◆ **Material for the task**:

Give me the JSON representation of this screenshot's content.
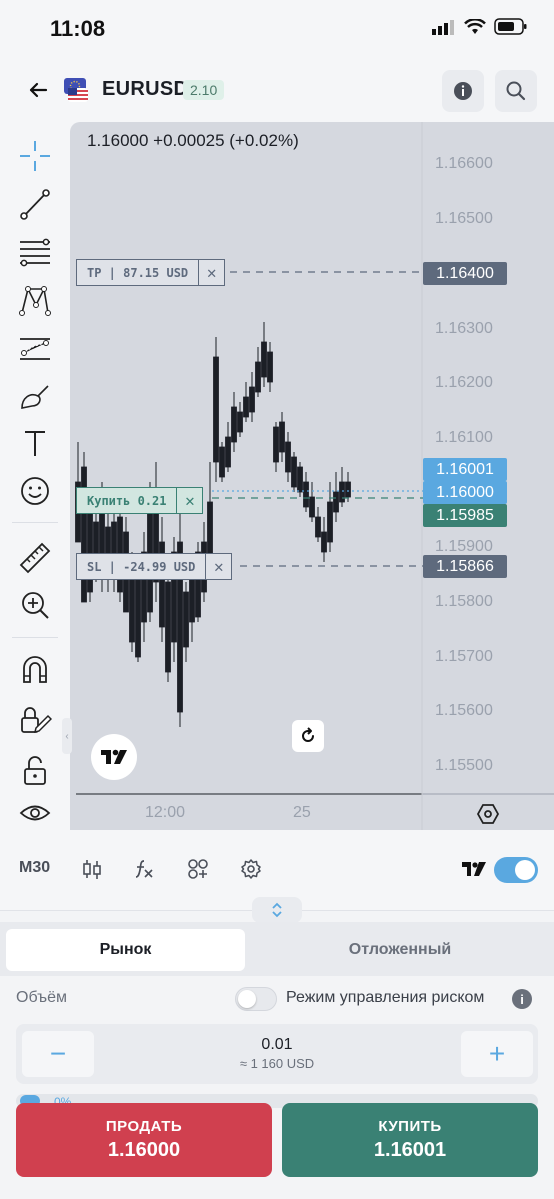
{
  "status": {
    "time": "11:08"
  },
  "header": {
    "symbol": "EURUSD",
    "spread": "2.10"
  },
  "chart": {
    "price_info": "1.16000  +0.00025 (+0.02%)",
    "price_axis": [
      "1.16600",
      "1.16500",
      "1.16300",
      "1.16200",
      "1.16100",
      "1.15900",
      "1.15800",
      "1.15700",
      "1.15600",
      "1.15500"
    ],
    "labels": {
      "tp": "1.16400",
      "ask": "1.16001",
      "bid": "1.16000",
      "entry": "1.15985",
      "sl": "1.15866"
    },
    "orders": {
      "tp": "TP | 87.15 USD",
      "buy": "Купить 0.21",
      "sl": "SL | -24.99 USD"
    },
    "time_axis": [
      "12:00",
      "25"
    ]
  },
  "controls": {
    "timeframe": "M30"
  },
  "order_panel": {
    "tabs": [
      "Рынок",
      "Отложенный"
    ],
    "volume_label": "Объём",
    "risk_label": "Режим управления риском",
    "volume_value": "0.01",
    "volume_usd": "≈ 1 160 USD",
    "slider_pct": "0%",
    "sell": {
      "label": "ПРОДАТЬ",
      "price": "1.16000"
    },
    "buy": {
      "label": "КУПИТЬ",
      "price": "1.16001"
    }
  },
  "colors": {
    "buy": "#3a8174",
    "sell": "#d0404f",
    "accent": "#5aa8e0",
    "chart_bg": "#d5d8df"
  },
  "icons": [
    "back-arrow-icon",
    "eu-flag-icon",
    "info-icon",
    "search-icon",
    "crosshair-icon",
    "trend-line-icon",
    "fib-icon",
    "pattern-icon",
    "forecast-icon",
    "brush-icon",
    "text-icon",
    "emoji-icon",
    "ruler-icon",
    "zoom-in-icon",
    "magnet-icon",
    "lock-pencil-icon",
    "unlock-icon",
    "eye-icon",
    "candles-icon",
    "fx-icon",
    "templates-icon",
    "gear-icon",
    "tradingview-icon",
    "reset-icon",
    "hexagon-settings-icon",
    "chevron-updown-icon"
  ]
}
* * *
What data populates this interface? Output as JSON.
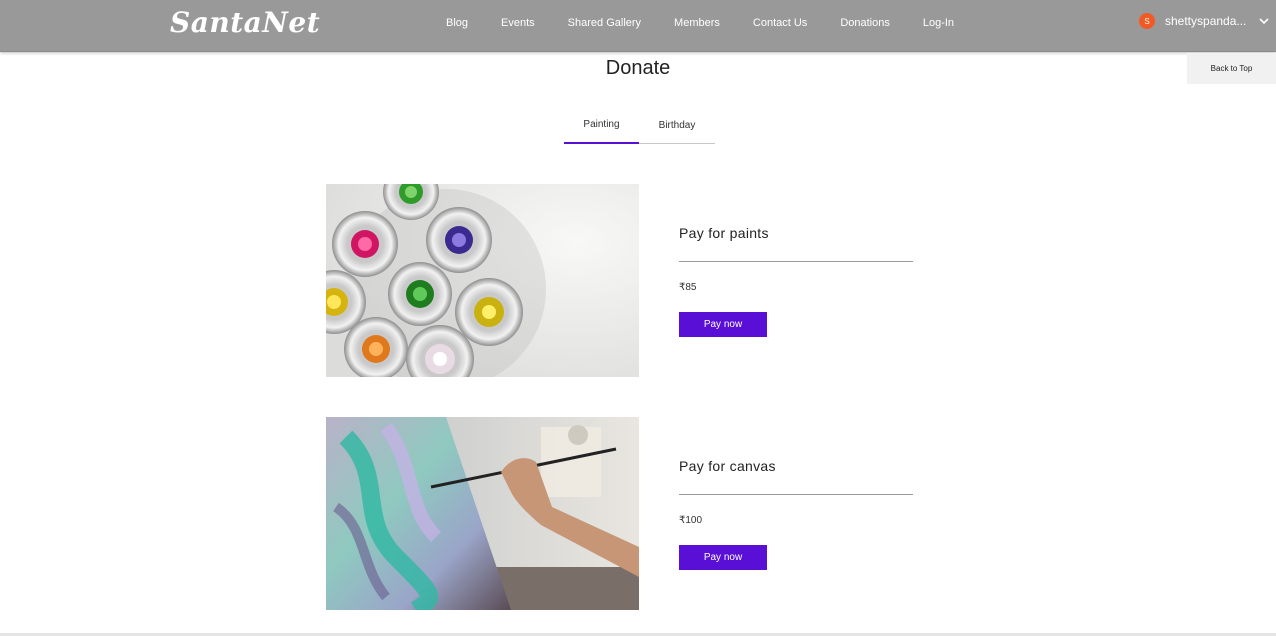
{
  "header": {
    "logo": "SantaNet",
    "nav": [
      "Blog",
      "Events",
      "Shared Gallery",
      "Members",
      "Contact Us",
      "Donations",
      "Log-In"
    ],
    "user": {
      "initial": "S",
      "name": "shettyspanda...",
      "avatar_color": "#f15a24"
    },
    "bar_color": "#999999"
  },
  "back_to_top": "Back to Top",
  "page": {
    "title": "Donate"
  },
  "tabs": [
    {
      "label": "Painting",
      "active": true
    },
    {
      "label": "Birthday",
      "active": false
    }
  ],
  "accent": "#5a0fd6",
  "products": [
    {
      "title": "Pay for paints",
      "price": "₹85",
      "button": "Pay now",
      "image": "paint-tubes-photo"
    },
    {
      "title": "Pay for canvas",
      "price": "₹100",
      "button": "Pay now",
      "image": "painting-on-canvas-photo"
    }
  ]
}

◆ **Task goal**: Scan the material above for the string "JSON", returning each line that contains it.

◆ **Exercise answer**:
Give me the JSON representation of this screenshot's content.
What data populates this interface? Output as JSON.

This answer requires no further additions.